We acknowledge that our field has mistreated and harmed many people in minority populations. Every therapist at Affinity is actively committed to reversing that history within our profession as a whole and within ourselves as providers.

Culturally Competent Therapy

We are a practice that affirms and celebrates diversity. We make it a priority to offer cultural therapy that provides the type of experience that will most benefit you. Culturally competent therapy means that we work to understand the culture that you come from while also fully recognizing that you are an individual. In other words, we respect your culture and offer treatment in line with your beliefs, but we don’t assume anything at all about you based on your culture.

We don’t ever expect you to educate us about your culture, whether that is a culture influenced by your race, ethnicity, gender, sexual orientation, socioeconomic background, religious beliefs, ability status, etc.

Instead, we come to the table with a deep appreciation for different cultures and backgrounds, and a strong willingness to educate ourselves. At the same time, we are genuinely curious about you as an individual and what your own culture uniquely means to you.
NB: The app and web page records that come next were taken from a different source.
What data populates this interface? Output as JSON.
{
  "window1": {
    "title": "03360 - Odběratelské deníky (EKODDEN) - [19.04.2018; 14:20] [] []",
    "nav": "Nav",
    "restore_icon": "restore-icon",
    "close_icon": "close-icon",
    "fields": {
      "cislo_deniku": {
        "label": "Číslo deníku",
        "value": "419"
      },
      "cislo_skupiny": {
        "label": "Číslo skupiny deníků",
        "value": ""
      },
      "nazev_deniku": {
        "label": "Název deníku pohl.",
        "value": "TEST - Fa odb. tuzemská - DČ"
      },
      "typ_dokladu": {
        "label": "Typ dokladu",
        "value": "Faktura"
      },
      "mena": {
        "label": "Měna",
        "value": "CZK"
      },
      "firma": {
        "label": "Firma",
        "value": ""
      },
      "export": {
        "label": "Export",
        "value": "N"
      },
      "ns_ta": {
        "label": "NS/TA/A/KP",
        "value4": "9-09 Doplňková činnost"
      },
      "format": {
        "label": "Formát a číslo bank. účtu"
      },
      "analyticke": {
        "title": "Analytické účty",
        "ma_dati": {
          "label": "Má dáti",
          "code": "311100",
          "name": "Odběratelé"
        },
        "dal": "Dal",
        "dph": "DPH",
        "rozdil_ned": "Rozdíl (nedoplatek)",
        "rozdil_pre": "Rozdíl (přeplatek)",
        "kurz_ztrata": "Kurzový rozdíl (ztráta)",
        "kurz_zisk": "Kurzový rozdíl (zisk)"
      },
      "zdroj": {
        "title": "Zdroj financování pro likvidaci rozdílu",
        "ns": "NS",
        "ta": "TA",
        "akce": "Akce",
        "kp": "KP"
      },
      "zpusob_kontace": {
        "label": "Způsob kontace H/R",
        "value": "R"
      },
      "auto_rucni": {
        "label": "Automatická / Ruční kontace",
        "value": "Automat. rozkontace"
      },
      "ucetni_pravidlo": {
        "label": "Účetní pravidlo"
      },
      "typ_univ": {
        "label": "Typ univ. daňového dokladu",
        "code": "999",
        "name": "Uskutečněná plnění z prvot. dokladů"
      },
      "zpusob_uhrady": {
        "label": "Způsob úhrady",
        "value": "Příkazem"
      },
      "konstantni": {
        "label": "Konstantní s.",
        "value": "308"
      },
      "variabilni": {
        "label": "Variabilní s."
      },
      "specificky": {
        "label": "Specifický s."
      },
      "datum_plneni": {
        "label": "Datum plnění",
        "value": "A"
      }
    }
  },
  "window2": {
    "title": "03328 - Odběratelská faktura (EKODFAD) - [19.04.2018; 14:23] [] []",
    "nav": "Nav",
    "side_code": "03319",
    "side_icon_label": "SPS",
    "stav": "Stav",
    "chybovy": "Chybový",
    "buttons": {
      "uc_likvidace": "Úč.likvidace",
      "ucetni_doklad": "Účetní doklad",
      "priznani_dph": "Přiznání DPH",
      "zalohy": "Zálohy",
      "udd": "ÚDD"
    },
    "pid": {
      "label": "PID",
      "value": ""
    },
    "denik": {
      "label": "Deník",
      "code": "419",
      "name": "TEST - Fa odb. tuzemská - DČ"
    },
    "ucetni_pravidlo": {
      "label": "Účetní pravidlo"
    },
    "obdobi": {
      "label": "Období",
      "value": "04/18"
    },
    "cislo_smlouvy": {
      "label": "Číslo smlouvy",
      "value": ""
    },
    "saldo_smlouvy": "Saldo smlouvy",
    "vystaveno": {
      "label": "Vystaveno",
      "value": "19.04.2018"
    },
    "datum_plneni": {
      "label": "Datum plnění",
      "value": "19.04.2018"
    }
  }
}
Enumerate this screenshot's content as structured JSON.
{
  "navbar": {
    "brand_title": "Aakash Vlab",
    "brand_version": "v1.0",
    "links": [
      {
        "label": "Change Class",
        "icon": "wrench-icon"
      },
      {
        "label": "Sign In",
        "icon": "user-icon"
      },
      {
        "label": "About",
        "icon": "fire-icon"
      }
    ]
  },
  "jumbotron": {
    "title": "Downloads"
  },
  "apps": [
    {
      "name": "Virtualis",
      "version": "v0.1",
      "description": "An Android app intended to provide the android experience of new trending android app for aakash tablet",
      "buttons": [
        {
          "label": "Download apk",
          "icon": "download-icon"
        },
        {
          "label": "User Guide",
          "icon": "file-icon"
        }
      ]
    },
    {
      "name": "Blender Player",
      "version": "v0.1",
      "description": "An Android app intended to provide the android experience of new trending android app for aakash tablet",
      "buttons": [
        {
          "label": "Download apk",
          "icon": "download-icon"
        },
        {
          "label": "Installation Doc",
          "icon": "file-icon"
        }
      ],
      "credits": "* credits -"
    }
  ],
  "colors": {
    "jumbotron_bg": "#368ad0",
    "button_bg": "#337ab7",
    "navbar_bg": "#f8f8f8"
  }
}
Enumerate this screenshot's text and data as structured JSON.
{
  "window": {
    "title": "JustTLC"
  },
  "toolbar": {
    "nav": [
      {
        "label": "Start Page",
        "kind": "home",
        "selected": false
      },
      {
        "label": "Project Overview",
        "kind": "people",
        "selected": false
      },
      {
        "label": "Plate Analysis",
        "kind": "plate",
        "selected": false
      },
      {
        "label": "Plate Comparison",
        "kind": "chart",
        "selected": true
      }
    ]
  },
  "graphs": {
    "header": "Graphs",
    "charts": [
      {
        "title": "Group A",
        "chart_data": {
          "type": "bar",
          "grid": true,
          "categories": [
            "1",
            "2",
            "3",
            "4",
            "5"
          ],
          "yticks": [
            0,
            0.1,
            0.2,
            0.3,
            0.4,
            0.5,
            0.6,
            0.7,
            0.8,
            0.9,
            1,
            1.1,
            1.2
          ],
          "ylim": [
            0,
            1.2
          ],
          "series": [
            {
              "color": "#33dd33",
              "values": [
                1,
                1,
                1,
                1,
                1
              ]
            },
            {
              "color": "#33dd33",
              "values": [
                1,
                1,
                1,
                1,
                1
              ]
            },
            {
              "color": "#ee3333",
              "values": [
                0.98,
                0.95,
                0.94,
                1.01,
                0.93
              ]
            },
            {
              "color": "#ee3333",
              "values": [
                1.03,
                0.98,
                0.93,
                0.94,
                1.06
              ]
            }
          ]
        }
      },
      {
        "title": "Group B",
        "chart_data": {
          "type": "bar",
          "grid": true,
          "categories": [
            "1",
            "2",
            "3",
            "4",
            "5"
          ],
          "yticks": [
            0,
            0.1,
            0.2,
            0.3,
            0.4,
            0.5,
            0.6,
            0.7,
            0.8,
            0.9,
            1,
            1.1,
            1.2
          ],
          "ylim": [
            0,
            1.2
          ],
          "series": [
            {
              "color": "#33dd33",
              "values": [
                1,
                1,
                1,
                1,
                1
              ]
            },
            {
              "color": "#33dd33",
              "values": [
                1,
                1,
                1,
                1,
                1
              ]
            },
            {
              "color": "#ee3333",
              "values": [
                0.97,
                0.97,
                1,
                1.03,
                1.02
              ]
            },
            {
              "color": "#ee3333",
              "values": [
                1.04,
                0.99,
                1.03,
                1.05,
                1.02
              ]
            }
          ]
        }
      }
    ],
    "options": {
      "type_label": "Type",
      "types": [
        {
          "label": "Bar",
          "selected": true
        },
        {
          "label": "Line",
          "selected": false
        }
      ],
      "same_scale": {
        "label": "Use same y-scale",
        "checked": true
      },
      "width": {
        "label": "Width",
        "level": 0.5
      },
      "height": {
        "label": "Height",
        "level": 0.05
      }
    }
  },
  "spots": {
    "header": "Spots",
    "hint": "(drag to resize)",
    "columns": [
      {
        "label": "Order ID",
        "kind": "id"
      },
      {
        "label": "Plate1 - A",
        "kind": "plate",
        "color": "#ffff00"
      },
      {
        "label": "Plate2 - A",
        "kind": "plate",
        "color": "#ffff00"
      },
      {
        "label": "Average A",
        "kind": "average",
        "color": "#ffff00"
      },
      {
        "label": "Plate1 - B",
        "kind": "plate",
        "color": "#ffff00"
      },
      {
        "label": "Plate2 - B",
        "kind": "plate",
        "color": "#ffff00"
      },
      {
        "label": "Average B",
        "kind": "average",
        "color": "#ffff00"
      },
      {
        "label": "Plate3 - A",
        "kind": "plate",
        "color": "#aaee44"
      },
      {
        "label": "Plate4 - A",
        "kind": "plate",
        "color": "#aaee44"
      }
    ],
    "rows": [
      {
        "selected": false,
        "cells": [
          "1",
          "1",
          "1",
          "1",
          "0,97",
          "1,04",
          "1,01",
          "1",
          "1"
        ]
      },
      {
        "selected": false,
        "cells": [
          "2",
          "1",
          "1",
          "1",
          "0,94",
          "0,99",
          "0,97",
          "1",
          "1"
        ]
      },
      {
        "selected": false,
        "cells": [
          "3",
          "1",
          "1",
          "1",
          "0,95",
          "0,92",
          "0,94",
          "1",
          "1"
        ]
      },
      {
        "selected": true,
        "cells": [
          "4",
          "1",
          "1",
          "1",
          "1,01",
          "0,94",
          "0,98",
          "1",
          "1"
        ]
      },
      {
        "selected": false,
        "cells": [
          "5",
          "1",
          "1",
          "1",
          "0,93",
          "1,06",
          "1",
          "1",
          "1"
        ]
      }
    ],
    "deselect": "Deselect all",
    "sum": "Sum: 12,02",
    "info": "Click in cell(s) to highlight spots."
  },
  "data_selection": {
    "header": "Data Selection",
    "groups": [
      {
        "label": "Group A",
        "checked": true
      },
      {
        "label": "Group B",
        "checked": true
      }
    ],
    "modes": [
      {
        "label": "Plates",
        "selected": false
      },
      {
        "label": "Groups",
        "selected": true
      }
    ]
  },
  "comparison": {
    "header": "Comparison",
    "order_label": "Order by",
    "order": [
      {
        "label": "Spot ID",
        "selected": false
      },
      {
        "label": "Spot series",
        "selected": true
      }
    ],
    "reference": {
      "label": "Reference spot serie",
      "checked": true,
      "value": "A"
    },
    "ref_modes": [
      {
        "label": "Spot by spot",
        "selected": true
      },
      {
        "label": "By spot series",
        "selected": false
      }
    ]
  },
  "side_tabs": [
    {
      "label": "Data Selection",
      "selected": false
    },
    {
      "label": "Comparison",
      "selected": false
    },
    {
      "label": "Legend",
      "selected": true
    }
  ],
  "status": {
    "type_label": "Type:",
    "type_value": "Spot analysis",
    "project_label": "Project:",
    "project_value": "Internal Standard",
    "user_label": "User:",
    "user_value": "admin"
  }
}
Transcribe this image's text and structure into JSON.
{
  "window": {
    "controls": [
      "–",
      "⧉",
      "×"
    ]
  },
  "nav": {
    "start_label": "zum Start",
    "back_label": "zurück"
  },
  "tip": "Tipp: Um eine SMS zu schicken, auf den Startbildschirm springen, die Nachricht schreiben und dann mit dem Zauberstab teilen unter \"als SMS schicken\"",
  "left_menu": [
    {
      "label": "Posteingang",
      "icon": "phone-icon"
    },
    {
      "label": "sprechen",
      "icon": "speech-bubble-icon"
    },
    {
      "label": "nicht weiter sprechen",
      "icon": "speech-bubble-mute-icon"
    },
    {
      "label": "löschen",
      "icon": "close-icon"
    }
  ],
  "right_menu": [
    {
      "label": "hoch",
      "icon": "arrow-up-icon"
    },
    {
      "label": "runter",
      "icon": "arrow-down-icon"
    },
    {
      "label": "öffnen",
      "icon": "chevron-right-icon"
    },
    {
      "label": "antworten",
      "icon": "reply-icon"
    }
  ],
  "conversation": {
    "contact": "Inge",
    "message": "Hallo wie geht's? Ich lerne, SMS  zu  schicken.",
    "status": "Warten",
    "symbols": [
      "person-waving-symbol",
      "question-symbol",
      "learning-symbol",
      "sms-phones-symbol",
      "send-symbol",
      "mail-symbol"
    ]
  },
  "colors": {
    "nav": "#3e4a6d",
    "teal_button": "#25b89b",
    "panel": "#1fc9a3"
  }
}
Individually, we also have an awareness of the forces of power and privilege that are active in our own lives and that can come into the therapy room with us. We believe that expressing and acknowledging our places of privilege are sometimes a necessary and appropriate part of the therapeutic process. We are ready and willing to talk to you about that, if needed and wanted.

We want to help you explore whatever issues, conflicts, concerns, goals, and dreams you have. If that means working within a certain cultural paradigm, we are happy to help you with that. If it means offering other insights to complement your experience, we can offer that as well. We can meet you where you are and help you get to where you want to be.

If you are struggling mental health issues such as PTSD, we can help you overcome the past. Contact us today to help you on your journey.